Moving the goalposts or making up exceptions when a claim is shown to be false.
Asking a question that has an assumption built into it so that it can’t be answered without appearing guilty.
Saying that the burden of proof lies not with the person making the claim, but with someone else to disprove.
Using double meanings or ambiguities of language to mislead or misrepresent the truth.
Believing that ‘runs’ occur to statistically independent phenomena such as roulette wheel spins.
Appealing to popularity or the fact that many people do something as an attempted form of validation.
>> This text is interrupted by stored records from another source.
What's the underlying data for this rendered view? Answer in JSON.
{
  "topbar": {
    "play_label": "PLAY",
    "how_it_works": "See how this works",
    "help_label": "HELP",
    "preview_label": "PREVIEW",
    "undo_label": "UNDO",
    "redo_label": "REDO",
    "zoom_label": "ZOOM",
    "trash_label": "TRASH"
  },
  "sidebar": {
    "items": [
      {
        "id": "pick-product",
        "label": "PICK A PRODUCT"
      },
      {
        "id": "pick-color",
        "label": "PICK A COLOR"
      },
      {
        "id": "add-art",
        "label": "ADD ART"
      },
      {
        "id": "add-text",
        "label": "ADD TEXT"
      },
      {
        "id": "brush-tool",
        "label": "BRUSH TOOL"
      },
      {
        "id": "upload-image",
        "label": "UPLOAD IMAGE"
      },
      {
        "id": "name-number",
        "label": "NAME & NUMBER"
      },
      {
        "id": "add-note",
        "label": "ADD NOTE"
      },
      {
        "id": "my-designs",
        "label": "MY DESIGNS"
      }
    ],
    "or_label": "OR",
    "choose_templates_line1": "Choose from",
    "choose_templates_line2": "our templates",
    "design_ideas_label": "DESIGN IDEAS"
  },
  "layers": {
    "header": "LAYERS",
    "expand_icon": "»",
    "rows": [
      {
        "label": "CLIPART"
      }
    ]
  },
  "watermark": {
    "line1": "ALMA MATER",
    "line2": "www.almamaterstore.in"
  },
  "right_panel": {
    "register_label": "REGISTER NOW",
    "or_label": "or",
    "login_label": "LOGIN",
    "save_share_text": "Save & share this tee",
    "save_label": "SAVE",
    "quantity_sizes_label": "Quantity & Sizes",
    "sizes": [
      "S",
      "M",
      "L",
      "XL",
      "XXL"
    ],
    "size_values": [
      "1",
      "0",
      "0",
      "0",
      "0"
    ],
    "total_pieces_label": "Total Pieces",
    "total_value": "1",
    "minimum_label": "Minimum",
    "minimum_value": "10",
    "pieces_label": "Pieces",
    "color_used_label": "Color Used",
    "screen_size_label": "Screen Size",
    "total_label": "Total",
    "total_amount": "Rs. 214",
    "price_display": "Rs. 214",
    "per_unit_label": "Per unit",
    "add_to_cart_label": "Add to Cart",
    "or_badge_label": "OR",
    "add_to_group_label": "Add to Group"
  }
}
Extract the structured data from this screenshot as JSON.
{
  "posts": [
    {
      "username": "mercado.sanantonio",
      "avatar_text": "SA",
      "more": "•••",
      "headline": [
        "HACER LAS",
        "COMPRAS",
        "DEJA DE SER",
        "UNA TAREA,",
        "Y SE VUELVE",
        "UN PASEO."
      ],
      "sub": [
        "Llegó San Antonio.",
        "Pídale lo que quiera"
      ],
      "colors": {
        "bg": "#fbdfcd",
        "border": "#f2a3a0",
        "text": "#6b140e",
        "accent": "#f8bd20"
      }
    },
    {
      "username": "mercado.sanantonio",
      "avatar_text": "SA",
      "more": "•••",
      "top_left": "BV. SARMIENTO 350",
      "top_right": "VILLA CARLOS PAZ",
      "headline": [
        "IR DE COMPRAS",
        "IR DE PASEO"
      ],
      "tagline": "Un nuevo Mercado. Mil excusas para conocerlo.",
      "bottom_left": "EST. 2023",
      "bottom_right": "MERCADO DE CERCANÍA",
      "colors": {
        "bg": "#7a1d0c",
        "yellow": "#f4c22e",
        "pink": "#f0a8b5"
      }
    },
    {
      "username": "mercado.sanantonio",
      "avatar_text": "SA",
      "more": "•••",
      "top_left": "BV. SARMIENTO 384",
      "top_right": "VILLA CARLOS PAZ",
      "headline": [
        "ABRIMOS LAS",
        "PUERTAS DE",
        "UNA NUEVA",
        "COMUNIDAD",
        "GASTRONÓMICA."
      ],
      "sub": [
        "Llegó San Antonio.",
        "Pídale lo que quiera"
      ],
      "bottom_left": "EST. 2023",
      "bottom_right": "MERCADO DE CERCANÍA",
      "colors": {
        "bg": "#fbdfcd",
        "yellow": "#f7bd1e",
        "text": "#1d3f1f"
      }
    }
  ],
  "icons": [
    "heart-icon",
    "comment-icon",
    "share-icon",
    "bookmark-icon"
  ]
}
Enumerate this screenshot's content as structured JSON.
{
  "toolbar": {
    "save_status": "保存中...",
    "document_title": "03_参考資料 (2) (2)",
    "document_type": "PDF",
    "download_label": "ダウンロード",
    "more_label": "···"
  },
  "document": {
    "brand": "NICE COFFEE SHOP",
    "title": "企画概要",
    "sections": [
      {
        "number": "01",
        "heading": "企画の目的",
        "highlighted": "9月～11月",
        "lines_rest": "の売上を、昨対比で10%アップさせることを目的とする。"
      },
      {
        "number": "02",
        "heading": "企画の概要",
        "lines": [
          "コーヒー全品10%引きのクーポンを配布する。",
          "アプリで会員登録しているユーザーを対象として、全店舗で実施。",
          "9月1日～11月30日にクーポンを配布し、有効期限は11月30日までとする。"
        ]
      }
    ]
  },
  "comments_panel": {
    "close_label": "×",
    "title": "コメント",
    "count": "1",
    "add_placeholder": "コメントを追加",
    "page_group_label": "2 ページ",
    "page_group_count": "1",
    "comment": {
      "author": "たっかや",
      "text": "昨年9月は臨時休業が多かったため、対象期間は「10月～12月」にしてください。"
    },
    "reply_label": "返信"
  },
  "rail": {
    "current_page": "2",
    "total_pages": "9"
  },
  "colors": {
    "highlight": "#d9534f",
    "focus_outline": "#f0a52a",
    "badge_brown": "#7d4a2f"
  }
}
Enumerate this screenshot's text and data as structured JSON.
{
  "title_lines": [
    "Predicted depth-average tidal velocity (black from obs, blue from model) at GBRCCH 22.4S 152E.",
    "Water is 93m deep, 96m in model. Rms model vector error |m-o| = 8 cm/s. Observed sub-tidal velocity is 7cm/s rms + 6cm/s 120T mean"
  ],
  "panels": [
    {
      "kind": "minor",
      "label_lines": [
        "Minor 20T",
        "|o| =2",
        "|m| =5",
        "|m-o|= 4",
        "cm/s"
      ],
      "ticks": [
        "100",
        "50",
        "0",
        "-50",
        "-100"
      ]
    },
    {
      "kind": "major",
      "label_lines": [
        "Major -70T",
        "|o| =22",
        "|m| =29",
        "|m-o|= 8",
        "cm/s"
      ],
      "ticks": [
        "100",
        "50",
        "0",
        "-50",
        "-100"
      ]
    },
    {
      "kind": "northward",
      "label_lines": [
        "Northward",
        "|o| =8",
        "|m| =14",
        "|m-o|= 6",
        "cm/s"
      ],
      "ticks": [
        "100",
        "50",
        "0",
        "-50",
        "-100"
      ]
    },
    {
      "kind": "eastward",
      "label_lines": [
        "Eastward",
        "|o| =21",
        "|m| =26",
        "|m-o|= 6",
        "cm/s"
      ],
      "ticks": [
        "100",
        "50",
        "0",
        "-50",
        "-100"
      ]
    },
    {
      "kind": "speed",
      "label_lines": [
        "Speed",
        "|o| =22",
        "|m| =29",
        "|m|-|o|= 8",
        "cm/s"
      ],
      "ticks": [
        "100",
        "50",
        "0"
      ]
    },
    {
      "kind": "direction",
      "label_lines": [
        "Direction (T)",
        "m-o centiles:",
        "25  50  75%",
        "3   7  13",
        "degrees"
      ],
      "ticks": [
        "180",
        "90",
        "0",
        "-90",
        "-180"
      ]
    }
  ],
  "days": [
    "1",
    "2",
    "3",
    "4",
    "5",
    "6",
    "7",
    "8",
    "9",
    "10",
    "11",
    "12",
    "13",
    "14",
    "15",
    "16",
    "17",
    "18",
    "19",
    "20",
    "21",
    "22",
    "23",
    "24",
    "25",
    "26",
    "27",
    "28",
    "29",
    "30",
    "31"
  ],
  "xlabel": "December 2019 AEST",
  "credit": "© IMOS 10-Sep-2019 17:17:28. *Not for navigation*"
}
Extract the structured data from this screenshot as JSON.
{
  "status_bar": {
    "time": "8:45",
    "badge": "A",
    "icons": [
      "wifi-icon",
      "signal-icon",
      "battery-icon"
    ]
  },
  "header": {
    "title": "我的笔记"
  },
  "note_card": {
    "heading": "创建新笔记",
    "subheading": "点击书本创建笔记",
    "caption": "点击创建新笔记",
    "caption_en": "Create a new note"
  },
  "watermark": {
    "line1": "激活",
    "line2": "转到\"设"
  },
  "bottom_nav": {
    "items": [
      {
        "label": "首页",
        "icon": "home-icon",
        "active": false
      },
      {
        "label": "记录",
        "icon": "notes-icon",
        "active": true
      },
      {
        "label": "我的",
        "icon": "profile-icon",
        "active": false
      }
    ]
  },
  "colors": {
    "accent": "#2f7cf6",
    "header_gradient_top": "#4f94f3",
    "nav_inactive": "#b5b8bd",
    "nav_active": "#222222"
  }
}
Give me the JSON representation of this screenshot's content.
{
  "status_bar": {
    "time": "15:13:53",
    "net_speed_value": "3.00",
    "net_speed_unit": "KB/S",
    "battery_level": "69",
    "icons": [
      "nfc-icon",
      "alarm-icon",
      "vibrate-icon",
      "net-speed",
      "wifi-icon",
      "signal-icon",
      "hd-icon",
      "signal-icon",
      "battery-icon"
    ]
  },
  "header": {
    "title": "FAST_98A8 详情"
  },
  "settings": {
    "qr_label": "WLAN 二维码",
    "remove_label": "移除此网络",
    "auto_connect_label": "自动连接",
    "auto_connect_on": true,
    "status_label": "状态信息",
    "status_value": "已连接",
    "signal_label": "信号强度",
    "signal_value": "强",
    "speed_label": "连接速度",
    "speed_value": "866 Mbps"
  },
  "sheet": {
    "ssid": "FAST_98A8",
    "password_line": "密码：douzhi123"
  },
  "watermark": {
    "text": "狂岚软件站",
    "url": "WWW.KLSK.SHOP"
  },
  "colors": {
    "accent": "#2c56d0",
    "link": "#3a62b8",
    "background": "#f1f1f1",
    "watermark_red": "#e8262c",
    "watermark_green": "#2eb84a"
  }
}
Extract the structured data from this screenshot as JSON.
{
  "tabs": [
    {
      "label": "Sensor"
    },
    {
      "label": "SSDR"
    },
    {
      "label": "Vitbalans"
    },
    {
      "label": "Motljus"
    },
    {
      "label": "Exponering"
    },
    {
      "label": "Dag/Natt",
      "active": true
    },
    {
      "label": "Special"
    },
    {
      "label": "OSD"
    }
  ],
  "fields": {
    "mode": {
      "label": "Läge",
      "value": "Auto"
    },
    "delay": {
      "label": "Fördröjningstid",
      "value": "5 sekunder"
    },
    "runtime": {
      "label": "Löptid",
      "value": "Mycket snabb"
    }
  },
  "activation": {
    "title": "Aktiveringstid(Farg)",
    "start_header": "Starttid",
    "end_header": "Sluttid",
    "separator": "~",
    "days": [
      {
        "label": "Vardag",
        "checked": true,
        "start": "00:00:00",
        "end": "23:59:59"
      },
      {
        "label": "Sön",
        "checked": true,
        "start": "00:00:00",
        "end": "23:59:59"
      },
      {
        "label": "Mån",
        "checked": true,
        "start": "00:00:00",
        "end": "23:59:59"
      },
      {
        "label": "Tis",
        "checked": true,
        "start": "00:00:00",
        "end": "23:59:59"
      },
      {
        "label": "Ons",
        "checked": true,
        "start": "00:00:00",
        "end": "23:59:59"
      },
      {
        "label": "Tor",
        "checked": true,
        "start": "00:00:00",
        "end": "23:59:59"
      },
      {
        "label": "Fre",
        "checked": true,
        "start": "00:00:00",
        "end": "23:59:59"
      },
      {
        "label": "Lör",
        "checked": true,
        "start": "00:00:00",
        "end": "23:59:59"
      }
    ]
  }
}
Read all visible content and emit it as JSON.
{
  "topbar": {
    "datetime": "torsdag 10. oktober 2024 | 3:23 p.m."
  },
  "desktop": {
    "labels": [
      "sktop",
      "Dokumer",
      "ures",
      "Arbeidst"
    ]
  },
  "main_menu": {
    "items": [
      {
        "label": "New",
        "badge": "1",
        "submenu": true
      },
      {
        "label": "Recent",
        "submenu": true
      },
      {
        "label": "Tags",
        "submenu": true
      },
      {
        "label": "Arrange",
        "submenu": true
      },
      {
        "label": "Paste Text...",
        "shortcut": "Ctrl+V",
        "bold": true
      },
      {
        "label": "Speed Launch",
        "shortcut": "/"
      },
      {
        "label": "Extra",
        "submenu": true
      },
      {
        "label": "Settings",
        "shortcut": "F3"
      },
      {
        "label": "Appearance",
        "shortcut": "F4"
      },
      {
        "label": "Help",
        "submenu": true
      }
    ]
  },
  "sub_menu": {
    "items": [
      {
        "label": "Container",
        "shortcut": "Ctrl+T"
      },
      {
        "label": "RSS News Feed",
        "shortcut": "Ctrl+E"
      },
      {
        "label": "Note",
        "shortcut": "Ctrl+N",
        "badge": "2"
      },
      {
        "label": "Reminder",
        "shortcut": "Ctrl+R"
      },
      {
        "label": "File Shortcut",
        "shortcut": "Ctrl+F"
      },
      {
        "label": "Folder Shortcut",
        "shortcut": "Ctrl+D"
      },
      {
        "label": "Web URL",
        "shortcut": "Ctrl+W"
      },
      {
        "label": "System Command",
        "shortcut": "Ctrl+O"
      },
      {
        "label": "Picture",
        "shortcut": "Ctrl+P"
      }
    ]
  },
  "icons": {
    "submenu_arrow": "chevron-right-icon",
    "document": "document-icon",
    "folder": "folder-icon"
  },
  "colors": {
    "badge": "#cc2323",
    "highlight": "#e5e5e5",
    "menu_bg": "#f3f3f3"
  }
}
Using the opinion or position of an authority ﬁgure, or institution of authority, in place of an actual argument.
Assuming that what’s true about one part of something has to be applied to all, or other, parts of it.
Making what could be called an appeal to purity as a way to dismiss relevant criticisms or ﬂaws of an argument.
Judging something good or bad on the basis of where it comes from, or from whom it comes.
Where two alternative states are presented as the only possibilities, when in fact more possibilities exist.
A circular argument in which the conclusion is included in the premise.
Making the argument that because something is ‘natural’ it is therefore valid, justiﬁed, inevitable, or ideal.
Using personal experience or an isolated example instead of a valid argument, especially to dismiss statistics.
Cherry-picking data clusters to suit an argument, or ﬁnding a pattern to ﬁt a presumption.
Saying that a compromise, or middle point, between two extremes is the truth.
A logical fallacy is often what has happened when someone is wrong about something. It's a ﬂaw in reasoning. They're like tricks or illusions of thought, and they're often very sneakily used by politicians, the media, and others to fool people. Don’t be fooled! This poster has been designed to help you identify and call out dodgy logic wherever it may raise its ugly, incoherent head. If you see someone committing a logical fallacy online, link them to the relevant fallacy to school them in thinky awesomeness e.g. yourlogicalfallacyis.com/strawman. More in-depth explanations and examples of these fallacies can also be found at the website.
This poster is published under a Creative Commons No Derivative Works license 2012 by Jesse Richardson. You are free to print, copy, and redistribute this artwork, including printing and selling for proﬁt, with the binding proviso that you reproduce it in full so that others may share alike. This poster can be downloaded as a high resolution pdf from the website for printing at various sizes.